Paying council tax when a tenant leaves

The law sets out that when a property is empty, the owner is liable for council tax. The owner is whoever has a material interest in the property - either with a freehold or leasehold interest granted for 6 months or more.

Assured shorthand tenancies

A common form of tenancy is an assured shorthold tenancy (AST) for a fixed term such as 6 months.

A tenant with a fixed-term tenancy of 6 months or more holds a material interest and if they vacate before the end of their tenancy, they will be liable for the council tax empty charge until their tenancy end-date.

If a tenant remains in the property after the expiry of the 6 months (in the absence of any provision in the original contract to the contrary or a new contract being entered into), then the AST automatically reverts to a statutory periodic tenancy.

Statutory periodic tenancies

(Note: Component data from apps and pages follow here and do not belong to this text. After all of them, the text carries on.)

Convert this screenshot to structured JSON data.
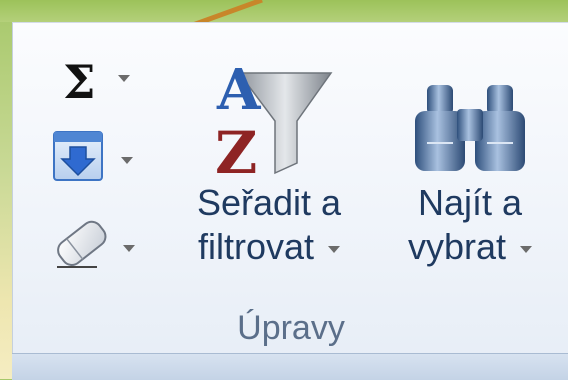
{
  "group": {
    "caption": "Úpravy",
    "buttons": {
      "autosum_icon": "sigma-icon",
      "fill_icon": "fill-down-icon",
      "clear_icon": "eraser-icon",
      "sort_filter_line1": "Seřadit a",
      "sort_filter_line2": "filtrovat",
      "find_select_line1": "Najít a",
      "find_select_line2": "vybrat",
      "sigma_symbol": "Σ"
    }
  },
  "colors": {
    "label_text": "#1f3a60",
    "caption_text": "#5b6f8a",
    "slide_background": "#c9d996",
    "callout_arrow": "#c8862a"
  }
}
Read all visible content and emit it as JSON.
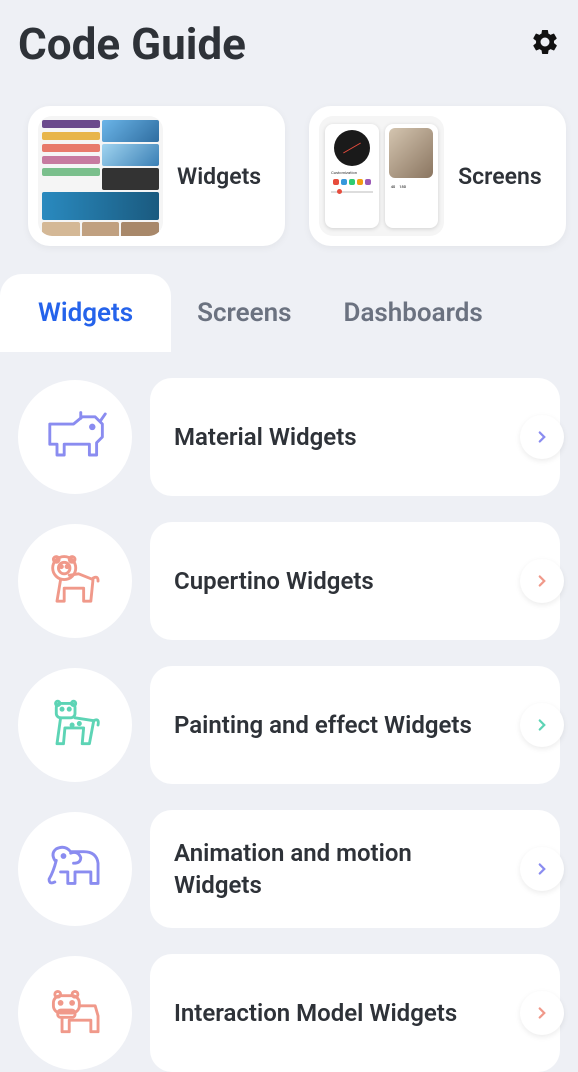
{
  "header": {
    "title": "Code Guide"
  },
  "carousel": [
    {
      "label": "Widgets"
    },
    {
      "label": "Screens"
    }
  ],
  "tabs": [
    {
      "label": "Widgets",
      "active": true
    },
    {
      "label": "Screens",
      "active": false
    },
    {
      "label": "Dashboards",
      "active": false
    }
  ],
  "items": [
    {
      "label": "Material Widgets",
      "icon": "rhino",
      "color": "#8a8cf0"
    },
    {
      "label": "Cupertino Widgets",
      "icon": "lion",
      "color": "#f0998a"
    },
    {
      "label": "Painting and effect Widgets",
      "icon": "leopard",
      "color": "#5dd4b5"
    },
    {
      "label": "Animation and motion Widgets",
      "icon": "elephant",
      "color": "#8a8cf0"
    },
    {
      "label": "Interaction Model Widgets",
      "icon": "hippo",
      "color": "#f0998a"
    }
  ],
  "chevron_colors": [
    "#8a8cf0",
    "#f0998a",
    "#5dd4b5",
    "#8a8cf0",
    "#f0998a"
  ]
}
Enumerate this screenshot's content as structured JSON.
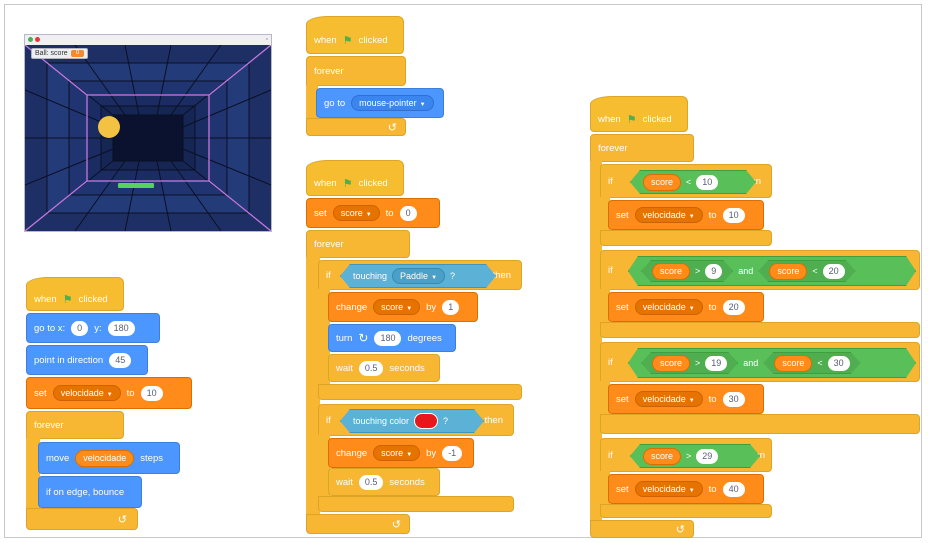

If a tenant reverts to a statutory periodic tenancy this starts a new contract, and if the rent is paid calendar monthly, then the contract runs on a month-by-month basis. 

A tenant with a month-by-month statutory periodic tenancy does not have a material interest in the property, so they are only liable for council tax while they are living in the property. Once they vacate, the landlord will be responsible for the council tax empty charge.

Contractual periodic tenancy

Instead of a statutory periodic tenancy, landlords can make clear in the original tenancy agreement that the tenancy will become a contractual periodic tenancy after the fixed period.

This means the tenant continues to have a material interest in the property as the extension is treated as a continuation of the original contract. 

Case law

Case law has provided clarity as to who is liable for the council tax once a tenant vacates.

In the High Court case of MacAttram v London Borough of Camden 2012, the judge stated that fixed term and statutory periodic tenancies cannot be joined together to make one total tenancy period of over 6 months.

Instead of being a continuation of the original tenancy, the tenancy becomes a new periodic tenancy and so the tenant cannot be regarded as holding a material interest in the property from the start date of that new periodic tenancy. 

In Leeds City Council v Broadley 2016 the High Court held that a contractual periodic tenancy following a 6 month fixed term takes effect as a single term and not as two separate tenancies. Therefore the council tax liability remained with the tenant rather than the landlord.

Last updated 07 March 2023